There comes a point in a popstar’s career when dominating their respective genre is not enough. After years of success, these artists aim to create classifications of their own. Just this year alone, Rihanna, Kanye West, Beyoncé and Drake all released albums that attempted to reinforce, or finally assert themselves, as uncompromising, monolithic forces that defy categorization. It makes sense, then, why all of these artists have noted their admiration for James Blake, a musician who has a style that is wholly his own.
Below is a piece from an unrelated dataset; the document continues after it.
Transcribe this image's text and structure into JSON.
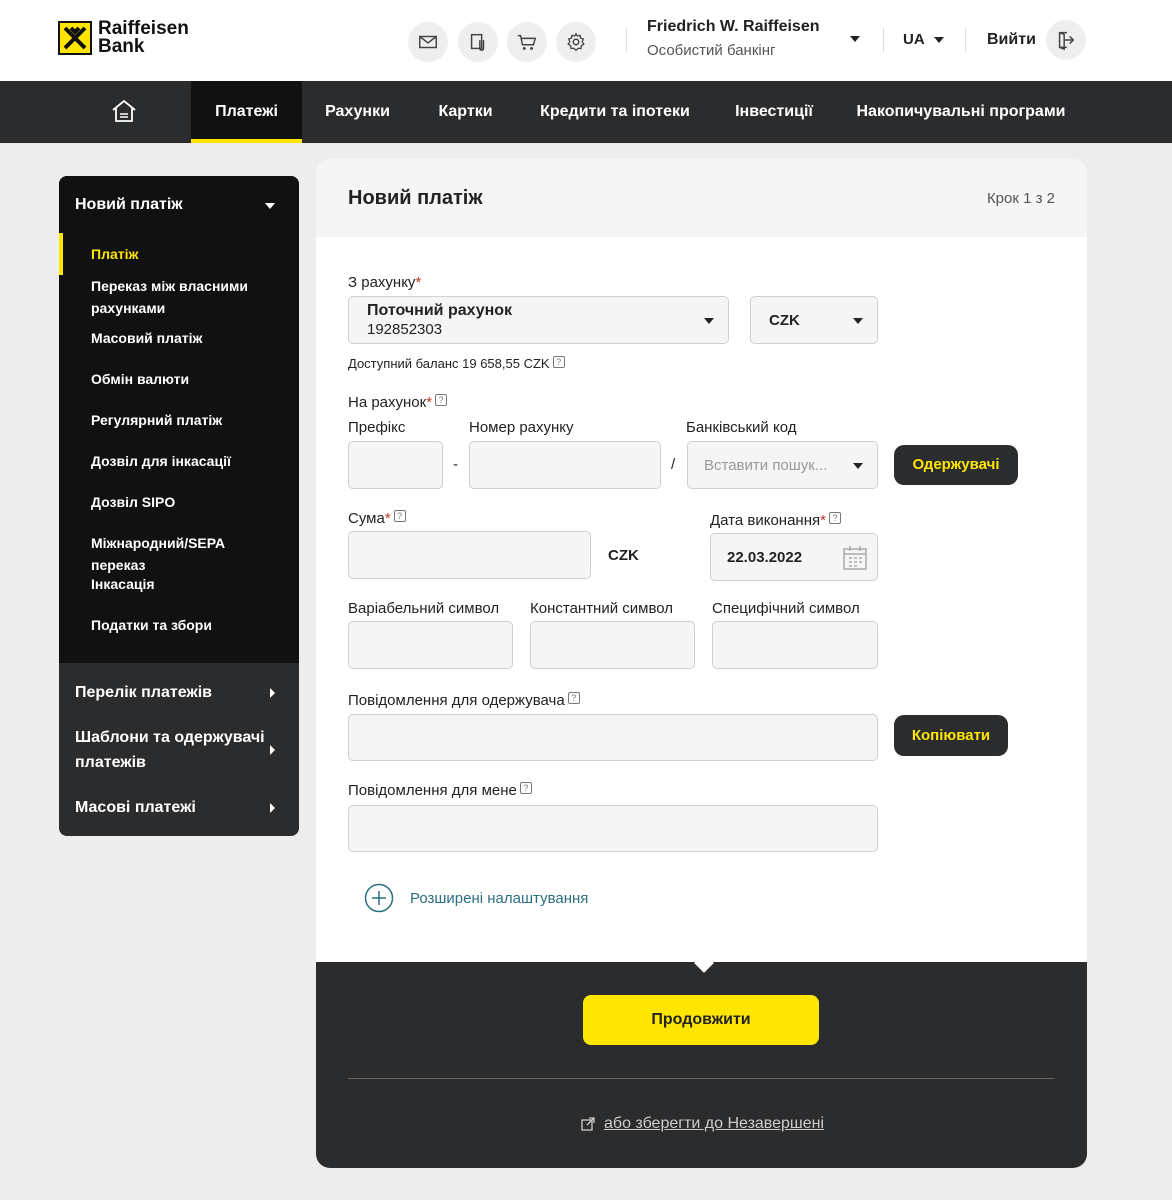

The Colour in Anything, Blake’s third album, continues the trend of being unmistakably Blake. His blend of crafting songs with an R&B and singer/songwriter edge backed by beats that reflect Blake’s London upbringing – with elements of dubstep, garage, and grime abound – come together to create music that is equally mechanical and sincere. On The Colour In Anything, Blake’s trademark minimalism is in full effect, as he manages to mine more out of three or four tracks than most modern electronic producers could with a dozen. Many songs feature prolonged segments of just Blake’s voice and a synth. This is made possible by Blake’s low-key technical mastery. He uses jazzy chords and complicated progressions as an undercurrent to the songs yet never makes a point of showing it off — everything is done to serve the song, not his ego.
That’s not to say there aren’t any surprises in The Colour In Anything, or that Blake is simply retreading old ground. At 17 songs and 76 minutes, this is a long album, but Blake makes sure there is enough variety to keep the listener engaged. The Colour In Anything incorporates many new production elements unseen in Blake’s past works. Sampling, for instance, which has mostly only been used in his instrumental work up until now, is prominent throughout the album. And the percussion has more of a classic, clean hip-hop feel this time around, a style Blake has previously acknowledged, yet not fully embraced. But whether it’s the trappy breakdown of “Points” or the steady house groove in “I Hope My Life,” Blake proves that no matter how a song is decorated, his songwriting is unrivaled.
As an album that is a testament to Blake’s singularity, The Colour in Anything is ironically the most collaborative he’s ever been. Usually not wont to use co-songwriters or producers, the album features production assistance from megaproducer Rick Rubin, and fellow neo-soul auteur Frank Ocean contributes his songwriting chops (Blake, in turn, is offering songwriting assistance on Ocean’s long-awaited Channel Orange follow-up).“I Need A Forest Fire” is accompanied by Bon Iver’s Justin Vernon, whom Blake has collaborated with in the past, and the chocolate-and-peanut-butter combination of their voices once again creates a lush, melancholy atmosphere. While these artists’ presence isn’t felt overwhelmingly on the project, their contributions surely helped The Colour In Everything become the consistent album it is now. Blake’s soulful vocals are front-and-center on every track, and whether it’s pitchbended, looped, autotuned, or unmanipulated, his voice always carries immense power and emotion.
The Colour In Anything comes hot off the heels of Blake being featured on Beyoncé’s Lemonade, which has catapulted his otherwise steady climb to the mainstream. Whether planned or not, the timing of these coinciding releases is perfect, as this is an excellent primer for potential new fans of his work. It contains everything Blake has been acclaimed for up until this point, creating some of his most impressive work to date, while also containing new elements that will keep people waiting for his next releases. Blake has garnered a reputation of being one of the perennial #sadboys of the 2010s, a reputation he attempts to shirk on The Colour In Anything. While he continues with the trend of his songwriting containing a smidge of melancholy, there is a sense of hopefulness in the album. If there is a narrative thread on the The Colour In Anything, it’s of Blake finding himself. The opener “Radio Silence” starts with the lyric “I can’t believe that you don’t want to see me” and closer “Meet You In The Maze” ends with claims of “it’s me that makes the peace in me” and “music can’t be everything”. The Colour In Anything solidifies Blake as one of the most vital musicians of this time, and no matter what comes next, this is an excellent bookend to the first act of his career.